Following her co-director credit on 2008’s Nights and Weekends, Greta Gerwig goes it alone directing Saoirse Ronan in Lady Bird. A lovingly observed, pitch perfect coming-of-age comedy, Gerwig’s warm, astute account of the end of adolescence is a stunning solo debut.
High school senior Christine (Ronan) – now insisting that she is called ‘Lady Bird’ – is intelligent, frustrated and dreaming of escaping to college. Fans of Julia Stiles in 10 Things I Hate About You and Thora Birch in Ghost World and American Beauty will be right at home with Christine, very much in the stable of wise-beyond-their-years, gobby teen malcontents. Part of the film’s ineffable charm is that it is as much a tribute to that slew of early-noughties teen movies as it is a paean to high school.
Gerwig – who would have been Christine’s age in 2002 – nails the look and feel of that oft-derided period of nu metal and baggy jeans. Period detail will only get you so far, but Lady Bird has buckets of heart too. Depicting the waning self-involvement of late adolescence, it offers glimpses into the tribulations of the lives of secondary characters while maintaining focus on Christine’s personal crises. While our heroine frets about college applications, she is only semi-cognisant of her father’s looming redundancy.
And when her first boyfriend Danny (a sweetly charming Lucas Hedges) breaks her heart when she catches him making out with another guy in the toilets, it takes her the better part of an act before she realises that, in their conservative Sacramento community, he’s probably going through a hard time too. In a lesser film, Christine’s emotional self-involvement would come across as conceited, but in Gerwig’s hands, it’s an authentic observation on the adolescent journey beginning in self-obsessed solipsism and ending (hopefully) in emotional literacy.
Lady Bird is uninterested in contriving a crisis to drive its story – there’s no love of her life to ask to prom, no ugly duckling makeover, just the day to day grind of minor high-school problems.

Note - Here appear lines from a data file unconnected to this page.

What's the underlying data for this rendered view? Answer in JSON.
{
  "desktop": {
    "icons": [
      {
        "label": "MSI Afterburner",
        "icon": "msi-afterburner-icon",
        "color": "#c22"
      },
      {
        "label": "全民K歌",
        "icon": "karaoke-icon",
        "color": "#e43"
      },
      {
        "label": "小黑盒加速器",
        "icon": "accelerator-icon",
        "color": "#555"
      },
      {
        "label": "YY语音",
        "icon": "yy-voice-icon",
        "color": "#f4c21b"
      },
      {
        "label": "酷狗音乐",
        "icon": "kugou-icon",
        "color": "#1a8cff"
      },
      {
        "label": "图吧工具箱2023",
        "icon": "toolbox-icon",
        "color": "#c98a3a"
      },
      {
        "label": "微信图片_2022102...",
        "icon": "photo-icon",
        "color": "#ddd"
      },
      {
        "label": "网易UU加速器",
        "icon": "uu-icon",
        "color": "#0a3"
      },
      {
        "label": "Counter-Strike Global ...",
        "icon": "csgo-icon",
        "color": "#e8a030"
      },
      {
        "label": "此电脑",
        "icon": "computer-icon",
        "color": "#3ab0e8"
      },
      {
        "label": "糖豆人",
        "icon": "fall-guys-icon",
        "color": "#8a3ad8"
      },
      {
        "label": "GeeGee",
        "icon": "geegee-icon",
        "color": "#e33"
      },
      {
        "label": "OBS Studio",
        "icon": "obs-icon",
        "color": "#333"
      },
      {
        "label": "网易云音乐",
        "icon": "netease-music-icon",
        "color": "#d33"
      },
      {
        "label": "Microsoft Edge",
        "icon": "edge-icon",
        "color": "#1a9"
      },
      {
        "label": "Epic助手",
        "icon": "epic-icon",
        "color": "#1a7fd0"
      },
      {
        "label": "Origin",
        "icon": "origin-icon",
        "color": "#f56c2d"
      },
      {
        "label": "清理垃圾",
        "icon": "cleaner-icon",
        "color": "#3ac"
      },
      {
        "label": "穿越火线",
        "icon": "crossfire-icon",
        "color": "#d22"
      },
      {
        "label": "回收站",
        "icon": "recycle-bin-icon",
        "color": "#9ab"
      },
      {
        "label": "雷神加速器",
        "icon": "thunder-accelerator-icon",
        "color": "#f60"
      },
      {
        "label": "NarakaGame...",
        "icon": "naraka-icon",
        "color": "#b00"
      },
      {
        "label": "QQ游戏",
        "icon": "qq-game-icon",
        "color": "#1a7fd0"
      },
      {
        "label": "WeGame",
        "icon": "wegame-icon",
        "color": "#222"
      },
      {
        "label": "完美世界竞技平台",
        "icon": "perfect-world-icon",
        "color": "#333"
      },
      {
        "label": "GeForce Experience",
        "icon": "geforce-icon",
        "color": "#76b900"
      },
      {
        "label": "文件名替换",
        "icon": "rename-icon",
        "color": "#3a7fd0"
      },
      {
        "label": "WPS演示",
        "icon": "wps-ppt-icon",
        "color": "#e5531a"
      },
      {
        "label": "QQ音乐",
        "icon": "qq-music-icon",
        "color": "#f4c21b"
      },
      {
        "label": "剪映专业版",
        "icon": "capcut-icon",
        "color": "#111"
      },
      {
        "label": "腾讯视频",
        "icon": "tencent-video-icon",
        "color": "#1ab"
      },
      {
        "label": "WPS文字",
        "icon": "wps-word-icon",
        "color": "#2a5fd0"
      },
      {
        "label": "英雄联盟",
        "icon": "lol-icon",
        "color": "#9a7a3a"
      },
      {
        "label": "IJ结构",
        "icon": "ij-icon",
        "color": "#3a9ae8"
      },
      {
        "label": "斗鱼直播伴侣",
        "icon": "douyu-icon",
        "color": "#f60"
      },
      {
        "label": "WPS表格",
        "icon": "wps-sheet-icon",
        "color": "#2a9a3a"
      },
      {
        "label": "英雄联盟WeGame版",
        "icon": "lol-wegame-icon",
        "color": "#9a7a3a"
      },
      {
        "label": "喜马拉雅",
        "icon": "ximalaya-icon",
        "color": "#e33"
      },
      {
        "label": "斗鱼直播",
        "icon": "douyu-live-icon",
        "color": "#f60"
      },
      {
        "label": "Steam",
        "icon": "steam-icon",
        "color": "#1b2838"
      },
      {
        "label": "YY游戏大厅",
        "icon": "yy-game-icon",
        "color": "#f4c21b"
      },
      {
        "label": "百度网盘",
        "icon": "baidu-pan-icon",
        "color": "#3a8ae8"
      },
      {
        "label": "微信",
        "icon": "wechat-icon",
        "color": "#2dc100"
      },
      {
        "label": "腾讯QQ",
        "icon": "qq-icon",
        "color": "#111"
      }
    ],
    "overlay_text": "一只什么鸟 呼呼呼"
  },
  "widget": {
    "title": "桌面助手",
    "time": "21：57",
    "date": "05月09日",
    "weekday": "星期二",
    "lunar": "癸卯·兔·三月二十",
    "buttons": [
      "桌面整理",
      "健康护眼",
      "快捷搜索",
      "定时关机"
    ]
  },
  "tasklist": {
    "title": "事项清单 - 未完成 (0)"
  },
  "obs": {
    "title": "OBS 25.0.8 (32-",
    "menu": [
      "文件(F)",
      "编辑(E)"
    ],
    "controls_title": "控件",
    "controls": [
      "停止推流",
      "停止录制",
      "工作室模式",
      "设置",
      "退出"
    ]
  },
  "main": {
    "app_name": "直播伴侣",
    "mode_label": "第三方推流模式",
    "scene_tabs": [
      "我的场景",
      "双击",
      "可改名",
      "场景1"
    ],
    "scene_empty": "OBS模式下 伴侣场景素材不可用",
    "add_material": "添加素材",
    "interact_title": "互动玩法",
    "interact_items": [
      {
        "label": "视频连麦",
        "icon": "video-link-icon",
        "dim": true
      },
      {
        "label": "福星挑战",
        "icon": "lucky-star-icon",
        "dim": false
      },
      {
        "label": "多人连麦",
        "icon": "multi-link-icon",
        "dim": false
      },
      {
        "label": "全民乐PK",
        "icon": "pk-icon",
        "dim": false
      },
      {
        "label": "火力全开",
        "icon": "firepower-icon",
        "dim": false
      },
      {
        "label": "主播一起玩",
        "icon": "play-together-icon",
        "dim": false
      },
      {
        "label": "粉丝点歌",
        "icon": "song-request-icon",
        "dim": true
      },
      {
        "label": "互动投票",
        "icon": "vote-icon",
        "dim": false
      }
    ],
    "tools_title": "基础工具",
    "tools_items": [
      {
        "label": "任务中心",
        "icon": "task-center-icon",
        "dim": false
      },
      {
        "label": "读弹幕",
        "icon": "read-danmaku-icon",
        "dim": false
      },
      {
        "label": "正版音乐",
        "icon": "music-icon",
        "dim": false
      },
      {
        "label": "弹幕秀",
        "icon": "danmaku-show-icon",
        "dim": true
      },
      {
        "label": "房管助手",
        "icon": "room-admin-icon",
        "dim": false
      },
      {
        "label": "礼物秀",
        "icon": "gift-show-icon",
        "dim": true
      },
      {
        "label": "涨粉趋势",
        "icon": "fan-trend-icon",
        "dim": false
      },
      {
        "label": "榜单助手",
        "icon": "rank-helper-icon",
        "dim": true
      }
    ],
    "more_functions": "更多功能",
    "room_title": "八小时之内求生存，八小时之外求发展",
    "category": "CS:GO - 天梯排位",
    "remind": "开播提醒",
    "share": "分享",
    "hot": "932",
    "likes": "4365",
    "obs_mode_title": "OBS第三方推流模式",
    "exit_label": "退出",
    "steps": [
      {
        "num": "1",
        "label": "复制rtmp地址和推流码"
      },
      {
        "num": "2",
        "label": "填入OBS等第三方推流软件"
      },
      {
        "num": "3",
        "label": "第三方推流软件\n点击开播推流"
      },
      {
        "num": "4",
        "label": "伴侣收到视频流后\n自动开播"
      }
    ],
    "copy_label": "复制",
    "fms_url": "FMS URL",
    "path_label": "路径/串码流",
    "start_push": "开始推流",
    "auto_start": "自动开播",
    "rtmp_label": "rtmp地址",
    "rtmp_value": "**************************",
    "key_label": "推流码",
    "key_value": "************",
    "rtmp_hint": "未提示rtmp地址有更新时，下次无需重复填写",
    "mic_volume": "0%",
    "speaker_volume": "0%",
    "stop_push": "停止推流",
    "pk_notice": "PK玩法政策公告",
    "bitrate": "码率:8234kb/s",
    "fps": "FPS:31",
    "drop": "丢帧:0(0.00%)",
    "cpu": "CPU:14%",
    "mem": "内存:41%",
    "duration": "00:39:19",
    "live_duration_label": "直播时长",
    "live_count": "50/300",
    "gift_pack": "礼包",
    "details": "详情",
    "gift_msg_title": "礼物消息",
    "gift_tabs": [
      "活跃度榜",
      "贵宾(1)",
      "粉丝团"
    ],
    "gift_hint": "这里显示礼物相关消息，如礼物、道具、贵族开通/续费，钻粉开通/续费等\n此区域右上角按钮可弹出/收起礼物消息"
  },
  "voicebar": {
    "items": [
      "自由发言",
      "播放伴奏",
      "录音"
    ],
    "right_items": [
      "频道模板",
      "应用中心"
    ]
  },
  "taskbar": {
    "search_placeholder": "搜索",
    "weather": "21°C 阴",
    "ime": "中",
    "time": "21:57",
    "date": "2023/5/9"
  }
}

Each seems like Armageddon at the time but quickly fade as the next seeming crisis looms. It’s a cycle beautifully illustrated by Christine’s habit of inscribing her current beau’s name on her wall, only to neatly cross it out when he falls out of favour.
At the centre of it all is Christine’s fractious relationship with her mother (Laurie Metcalf). The film opens as it closes, with mother and daughter bickering about college aspirations. Again, Gerwig’s observations have laser-point precision in their depiction of people who love each other deeply but drive each other up the wall. And Metcalf’s tearful, frantic drive round an airport car park is a heartbreaking rendering of the loving grief that parents and children cause each other. Bad high school films are a dime a dozen, but when done right, teen cinema can feel epochal. Lady Bird is one such example.
Christopher Machell | @Dr_Machell